**Exercise aim**
The word "this" marks the lines to report; pull each of them from the listing.

[Start of Attachment]

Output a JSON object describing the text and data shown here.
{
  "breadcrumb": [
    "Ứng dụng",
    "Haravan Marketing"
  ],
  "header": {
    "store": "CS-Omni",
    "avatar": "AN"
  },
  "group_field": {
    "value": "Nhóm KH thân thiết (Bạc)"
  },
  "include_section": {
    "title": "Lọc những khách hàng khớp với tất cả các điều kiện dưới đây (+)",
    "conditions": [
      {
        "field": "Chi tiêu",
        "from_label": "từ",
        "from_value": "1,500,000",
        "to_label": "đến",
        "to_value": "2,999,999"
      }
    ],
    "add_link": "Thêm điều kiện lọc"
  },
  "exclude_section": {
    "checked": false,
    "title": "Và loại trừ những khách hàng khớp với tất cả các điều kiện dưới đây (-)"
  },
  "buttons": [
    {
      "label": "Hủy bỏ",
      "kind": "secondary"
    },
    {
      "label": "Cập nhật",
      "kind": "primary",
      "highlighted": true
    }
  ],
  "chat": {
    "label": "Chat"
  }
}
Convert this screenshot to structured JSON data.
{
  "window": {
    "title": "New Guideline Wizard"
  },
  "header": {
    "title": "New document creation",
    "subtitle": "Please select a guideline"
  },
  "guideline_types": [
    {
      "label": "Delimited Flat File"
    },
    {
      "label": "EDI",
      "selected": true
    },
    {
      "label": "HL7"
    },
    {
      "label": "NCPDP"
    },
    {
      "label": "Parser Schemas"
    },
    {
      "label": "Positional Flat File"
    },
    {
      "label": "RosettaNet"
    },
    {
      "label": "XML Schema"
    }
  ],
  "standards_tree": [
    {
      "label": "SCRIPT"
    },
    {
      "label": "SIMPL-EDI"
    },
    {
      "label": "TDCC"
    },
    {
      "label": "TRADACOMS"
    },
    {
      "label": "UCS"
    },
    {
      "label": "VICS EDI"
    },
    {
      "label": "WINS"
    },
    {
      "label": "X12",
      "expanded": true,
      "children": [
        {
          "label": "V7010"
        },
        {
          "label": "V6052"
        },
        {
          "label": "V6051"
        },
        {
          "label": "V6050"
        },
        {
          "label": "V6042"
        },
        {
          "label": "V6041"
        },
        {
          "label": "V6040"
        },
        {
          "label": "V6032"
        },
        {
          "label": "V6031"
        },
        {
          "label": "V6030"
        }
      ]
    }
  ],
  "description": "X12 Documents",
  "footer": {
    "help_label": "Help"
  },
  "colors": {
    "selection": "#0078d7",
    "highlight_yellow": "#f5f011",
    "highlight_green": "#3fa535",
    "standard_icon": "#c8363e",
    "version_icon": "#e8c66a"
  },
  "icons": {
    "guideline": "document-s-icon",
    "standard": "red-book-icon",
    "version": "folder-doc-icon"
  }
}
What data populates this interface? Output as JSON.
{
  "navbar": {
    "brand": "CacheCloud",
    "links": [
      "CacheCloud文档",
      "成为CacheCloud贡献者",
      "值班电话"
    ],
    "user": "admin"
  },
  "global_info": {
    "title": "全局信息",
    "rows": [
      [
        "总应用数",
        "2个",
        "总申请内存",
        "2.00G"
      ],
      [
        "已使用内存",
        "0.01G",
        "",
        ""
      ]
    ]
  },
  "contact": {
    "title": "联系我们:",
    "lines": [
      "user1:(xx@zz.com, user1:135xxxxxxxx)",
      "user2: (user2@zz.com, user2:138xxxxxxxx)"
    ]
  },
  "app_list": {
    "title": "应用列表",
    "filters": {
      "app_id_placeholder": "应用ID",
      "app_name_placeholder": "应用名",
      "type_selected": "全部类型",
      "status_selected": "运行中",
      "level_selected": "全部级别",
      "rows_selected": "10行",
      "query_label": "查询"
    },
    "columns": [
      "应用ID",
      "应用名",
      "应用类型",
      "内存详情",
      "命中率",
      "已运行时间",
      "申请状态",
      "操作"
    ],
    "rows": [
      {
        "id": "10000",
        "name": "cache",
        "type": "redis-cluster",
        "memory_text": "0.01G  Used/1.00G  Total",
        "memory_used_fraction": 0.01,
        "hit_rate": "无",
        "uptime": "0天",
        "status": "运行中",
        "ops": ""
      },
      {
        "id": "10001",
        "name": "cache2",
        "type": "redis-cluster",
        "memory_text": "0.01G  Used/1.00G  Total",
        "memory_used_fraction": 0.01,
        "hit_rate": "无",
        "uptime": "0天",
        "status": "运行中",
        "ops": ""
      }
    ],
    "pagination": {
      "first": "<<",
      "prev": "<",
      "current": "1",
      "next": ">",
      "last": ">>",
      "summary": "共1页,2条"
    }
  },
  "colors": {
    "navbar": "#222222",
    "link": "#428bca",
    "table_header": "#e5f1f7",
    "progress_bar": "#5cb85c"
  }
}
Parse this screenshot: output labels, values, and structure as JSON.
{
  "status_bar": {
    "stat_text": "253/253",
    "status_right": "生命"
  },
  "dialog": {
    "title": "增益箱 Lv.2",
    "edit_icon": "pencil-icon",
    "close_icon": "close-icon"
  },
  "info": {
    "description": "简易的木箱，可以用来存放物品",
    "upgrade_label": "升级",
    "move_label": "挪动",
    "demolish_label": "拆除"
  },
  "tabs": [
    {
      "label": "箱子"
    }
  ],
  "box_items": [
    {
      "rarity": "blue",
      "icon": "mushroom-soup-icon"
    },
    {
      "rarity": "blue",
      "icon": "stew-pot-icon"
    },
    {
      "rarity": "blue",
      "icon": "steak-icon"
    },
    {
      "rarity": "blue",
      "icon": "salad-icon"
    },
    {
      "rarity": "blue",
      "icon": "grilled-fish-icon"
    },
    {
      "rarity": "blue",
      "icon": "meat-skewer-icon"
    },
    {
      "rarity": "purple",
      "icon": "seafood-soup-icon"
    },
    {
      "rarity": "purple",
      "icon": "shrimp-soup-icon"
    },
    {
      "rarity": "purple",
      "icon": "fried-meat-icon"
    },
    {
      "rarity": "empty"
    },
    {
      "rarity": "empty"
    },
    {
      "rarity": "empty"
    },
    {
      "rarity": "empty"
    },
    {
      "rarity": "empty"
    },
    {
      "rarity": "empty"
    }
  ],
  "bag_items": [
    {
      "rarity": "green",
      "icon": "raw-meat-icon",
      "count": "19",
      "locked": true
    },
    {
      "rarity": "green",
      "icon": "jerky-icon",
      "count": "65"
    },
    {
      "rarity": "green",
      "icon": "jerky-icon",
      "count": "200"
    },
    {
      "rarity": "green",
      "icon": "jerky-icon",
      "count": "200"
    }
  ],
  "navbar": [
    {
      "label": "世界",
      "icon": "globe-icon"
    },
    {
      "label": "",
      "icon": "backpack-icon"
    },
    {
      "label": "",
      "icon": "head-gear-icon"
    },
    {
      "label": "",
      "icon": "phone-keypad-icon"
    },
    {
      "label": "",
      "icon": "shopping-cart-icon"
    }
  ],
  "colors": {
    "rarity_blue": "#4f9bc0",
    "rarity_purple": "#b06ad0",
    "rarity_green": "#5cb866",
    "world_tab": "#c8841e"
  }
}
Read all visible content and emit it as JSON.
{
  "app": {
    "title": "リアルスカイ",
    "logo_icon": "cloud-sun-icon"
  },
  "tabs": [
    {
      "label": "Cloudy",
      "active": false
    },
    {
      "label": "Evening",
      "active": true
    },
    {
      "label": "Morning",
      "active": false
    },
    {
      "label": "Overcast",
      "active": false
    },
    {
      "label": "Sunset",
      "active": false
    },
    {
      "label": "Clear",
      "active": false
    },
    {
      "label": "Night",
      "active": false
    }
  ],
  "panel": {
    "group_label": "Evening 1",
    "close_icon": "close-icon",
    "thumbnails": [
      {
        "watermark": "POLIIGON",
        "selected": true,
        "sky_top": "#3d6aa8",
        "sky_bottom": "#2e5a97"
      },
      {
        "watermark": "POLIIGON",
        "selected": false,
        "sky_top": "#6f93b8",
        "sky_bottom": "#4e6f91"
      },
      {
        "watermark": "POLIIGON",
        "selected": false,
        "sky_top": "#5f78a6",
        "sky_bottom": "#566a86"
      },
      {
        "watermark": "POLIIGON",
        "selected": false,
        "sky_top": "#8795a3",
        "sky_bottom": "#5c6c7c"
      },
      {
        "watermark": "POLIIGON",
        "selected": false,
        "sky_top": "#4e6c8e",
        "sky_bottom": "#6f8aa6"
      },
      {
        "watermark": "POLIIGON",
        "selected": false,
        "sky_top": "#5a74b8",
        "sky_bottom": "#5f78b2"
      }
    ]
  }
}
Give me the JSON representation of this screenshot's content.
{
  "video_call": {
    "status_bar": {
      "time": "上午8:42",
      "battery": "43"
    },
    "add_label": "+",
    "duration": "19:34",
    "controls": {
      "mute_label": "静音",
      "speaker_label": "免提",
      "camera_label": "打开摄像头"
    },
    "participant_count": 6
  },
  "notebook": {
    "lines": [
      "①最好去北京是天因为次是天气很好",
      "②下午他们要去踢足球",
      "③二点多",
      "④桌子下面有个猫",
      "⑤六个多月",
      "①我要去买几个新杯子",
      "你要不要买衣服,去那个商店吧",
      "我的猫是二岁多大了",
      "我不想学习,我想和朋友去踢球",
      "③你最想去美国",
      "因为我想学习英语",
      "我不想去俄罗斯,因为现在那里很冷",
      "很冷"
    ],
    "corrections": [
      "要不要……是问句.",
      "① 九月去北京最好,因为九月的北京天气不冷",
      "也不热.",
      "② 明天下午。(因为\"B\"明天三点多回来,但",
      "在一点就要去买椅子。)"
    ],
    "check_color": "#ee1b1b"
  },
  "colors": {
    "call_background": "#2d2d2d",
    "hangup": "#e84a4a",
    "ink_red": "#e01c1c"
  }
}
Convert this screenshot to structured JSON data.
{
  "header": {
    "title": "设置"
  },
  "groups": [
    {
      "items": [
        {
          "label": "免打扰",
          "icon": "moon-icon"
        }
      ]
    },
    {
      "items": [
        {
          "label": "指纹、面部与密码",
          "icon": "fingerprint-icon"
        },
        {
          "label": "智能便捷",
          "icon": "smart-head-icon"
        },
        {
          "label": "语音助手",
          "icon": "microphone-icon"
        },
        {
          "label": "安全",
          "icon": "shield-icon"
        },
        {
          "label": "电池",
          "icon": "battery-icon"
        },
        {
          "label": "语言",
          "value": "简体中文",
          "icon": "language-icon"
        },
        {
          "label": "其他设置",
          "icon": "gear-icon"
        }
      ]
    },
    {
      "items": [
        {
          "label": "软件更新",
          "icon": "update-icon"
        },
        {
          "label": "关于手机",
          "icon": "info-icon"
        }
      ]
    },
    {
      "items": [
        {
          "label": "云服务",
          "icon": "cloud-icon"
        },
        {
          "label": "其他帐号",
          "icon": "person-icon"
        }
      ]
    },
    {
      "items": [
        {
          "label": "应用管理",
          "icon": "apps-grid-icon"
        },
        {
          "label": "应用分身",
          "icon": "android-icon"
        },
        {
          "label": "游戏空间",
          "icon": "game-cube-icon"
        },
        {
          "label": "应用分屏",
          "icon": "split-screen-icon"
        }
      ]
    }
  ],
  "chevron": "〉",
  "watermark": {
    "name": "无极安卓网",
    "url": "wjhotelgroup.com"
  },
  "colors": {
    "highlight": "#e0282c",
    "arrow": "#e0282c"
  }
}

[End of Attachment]

**Written solution**
Convert this screenshot to structured JSON data.
What data populates this interface? Output as JSON.
Parse this screenshot: output labels, values, and structure as JSON.
Give me the JSON representation of this screenshot's content.
Convert this screenshot to structured JSON data.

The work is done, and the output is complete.